First of all, let’s get something out of the way: There is a massive difference between betting on baseball and other forms of gaming associated to baseball.
Let’s get something else out of the way: More than one of you will find that statement highly debatable.
In case you hadn’t noticed, while you were sleeping, MLB clubs have quietly been putting their names on scratch-off tickets, and have cozied up with casinos with sponsorship agreements that are blurring the line between MLB’s once staunch view that abhorred anything related to gambling in place of that all-mighty salve for what ills owners: money.
Maybe it’s a change in how society views what has now been labeled “gaming.” Regardless, the movement continues, and MLB is shifting with the times.
Bill Shea of Crain’s Detroit Business covers the topic today in Tigers lottery? MLB eases up, a bit, on gambling. As Shea reports, “Legalized gambling, once unthinkable in relation to Major League Baseball, has gradually gained limited acceptance in the game as a source of revenue.” I provide my views on the matter within:
"Baseball will continue to change the configuration of its rules as their business practices shift and change. Their views on things that may have been taboo in the past change," said Maury Brown, president of Portland, Ore.-based Business of Sports Network, which includes a Web site [The Biz of Baseball] devoted to the business side of baseball. "There's definitely a softening of (prohibitions against legalized gambling) in baseball."
The article outlines how the gaming industry worked to get their foot in the door with baseball. Something that did not happen overnight:
New York-based lottery ticket maker Scientific Games Inc. spent more than six years trying to persuade baseball to sign a deal to allow team logos on state lottery scratch-offs, said Steve Saferin, vice president and president of properties. The company has licensing deals with Ford Motor Co., Chrysler L.L.C. and a variety of popular culture icons such as the TV show "American Idol."
"Lotteries now are in all but seven states and are viewed by a lot of people as a legitimate way to raise money for good causes," he said.
If the words, “Pete Rose” rolled off your lips, you are not alone, MLB’s main concern was how the association of scratch-offs would be viewed publicly in light of baseball’s hard line on gambling within the game.
As for teams that are involved with scratch-off tickets the Red Sox are but one of 22 teams that sell scratch-off tickets. As this article outlines, the Tigers had two kiosks at Comerica Park where $5 scratch-offs tickets from the Michigan Lottery were sold last season, emblazoned with the Detroit Tigers logo. How are sales of the tickets? As Shea reports, “Since going on sale April 2, about $10 million worth of the scratch-off Tigers lottery tickets have been sold, the state said, which is about 10 percent higher than average $5 tickets sales.”

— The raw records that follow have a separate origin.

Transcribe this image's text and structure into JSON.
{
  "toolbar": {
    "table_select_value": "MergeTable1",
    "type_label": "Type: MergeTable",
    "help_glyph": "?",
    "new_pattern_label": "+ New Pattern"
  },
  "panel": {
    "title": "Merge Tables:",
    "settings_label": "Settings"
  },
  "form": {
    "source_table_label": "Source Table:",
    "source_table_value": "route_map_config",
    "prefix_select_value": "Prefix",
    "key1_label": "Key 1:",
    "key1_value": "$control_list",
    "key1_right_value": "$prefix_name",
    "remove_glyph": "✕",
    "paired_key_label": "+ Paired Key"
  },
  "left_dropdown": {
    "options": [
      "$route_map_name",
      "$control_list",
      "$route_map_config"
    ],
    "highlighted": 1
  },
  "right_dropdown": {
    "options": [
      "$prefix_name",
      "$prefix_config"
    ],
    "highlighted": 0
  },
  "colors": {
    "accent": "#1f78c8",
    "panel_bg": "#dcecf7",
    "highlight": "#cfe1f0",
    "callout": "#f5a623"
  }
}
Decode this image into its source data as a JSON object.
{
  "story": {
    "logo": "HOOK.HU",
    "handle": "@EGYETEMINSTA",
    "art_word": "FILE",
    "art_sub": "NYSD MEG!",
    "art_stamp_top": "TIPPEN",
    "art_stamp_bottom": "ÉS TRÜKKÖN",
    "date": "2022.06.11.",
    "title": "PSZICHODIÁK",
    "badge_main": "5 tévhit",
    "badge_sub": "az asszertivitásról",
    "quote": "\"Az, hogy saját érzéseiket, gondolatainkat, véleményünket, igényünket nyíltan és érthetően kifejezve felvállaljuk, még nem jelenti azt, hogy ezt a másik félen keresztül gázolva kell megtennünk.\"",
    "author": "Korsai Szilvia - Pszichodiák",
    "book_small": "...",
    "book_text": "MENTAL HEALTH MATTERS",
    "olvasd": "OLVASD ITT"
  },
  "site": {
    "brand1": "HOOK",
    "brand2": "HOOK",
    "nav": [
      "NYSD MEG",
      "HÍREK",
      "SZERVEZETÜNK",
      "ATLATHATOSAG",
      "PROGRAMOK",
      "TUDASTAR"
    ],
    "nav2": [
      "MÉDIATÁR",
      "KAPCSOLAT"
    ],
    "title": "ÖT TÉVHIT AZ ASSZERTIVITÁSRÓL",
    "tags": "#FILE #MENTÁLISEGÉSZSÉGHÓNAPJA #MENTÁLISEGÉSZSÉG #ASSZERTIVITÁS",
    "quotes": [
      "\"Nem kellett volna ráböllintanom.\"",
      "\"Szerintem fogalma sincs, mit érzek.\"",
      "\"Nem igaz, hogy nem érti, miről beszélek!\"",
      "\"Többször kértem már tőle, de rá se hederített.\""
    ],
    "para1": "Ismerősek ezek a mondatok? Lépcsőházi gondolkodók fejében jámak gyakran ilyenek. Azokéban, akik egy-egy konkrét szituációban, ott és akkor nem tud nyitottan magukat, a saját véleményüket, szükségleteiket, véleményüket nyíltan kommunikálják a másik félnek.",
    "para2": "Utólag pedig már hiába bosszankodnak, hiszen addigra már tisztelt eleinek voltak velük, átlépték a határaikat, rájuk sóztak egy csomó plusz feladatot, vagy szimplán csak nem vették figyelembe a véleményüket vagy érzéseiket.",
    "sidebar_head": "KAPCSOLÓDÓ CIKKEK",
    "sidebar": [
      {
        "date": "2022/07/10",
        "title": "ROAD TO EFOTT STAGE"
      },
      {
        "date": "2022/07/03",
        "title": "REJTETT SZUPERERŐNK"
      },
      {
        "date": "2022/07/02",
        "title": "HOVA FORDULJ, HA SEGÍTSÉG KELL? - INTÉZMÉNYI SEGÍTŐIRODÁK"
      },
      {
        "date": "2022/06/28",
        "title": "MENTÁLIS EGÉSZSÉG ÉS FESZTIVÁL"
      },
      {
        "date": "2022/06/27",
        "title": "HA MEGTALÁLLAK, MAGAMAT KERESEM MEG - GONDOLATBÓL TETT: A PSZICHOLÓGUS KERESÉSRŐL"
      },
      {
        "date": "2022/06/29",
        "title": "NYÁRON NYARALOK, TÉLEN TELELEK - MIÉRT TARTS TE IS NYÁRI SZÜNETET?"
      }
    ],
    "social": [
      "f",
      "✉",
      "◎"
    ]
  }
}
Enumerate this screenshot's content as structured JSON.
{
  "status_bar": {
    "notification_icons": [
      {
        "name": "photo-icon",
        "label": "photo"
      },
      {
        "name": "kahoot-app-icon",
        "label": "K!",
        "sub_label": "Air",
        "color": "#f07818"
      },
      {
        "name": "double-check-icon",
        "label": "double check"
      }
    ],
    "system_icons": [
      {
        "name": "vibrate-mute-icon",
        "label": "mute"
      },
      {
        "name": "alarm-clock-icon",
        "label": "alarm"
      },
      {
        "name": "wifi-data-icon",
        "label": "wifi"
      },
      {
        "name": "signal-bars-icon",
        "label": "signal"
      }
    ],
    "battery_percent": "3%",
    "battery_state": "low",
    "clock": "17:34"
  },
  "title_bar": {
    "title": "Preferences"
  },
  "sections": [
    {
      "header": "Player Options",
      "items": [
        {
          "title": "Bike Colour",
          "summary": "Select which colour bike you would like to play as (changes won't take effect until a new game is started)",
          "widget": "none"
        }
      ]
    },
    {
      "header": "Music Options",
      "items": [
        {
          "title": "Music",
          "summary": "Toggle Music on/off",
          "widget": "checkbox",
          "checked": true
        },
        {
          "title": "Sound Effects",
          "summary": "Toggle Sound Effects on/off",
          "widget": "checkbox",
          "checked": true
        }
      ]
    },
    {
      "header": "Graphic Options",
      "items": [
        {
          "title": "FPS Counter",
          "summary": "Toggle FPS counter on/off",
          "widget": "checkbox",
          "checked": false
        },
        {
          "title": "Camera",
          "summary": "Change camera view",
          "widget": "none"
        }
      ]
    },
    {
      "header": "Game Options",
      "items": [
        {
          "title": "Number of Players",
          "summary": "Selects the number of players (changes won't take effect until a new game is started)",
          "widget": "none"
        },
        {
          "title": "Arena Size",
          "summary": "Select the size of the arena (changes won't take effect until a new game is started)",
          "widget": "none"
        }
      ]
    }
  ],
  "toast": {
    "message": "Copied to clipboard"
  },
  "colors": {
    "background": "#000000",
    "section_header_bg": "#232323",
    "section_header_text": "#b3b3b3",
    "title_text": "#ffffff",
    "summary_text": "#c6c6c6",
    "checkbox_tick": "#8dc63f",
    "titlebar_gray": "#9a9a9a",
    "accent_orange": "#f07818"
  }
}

As I detail in the end of the article, it’s about maximizing non-game day related revenues.
So what does the future hold for baseball and legalized gambling?
Business of Sports Network's Brown thinks it will be driven by profits.
"Are we going to see video poker at the ball park? I don't know. In 20 years, it wouldn't surprise me," he said. "Baseball has gotten wise and smart about how to extract revenue out of things other than baseball. It's a much more sophisticated league."
Maury Brown is the founder and president of the Business of Sports Network, which includes The Biz of Baseball, The Biz of Football and The Biz of Basketball (The Biz of Hockey will be launching shortly). He is also an author for Baseball Prospectus, Basketball Prospectus and is an available writer for other media outlets.
Brown's full bio is here. He looks forward to your comments via email and can be contacted through the Business of Sports Network.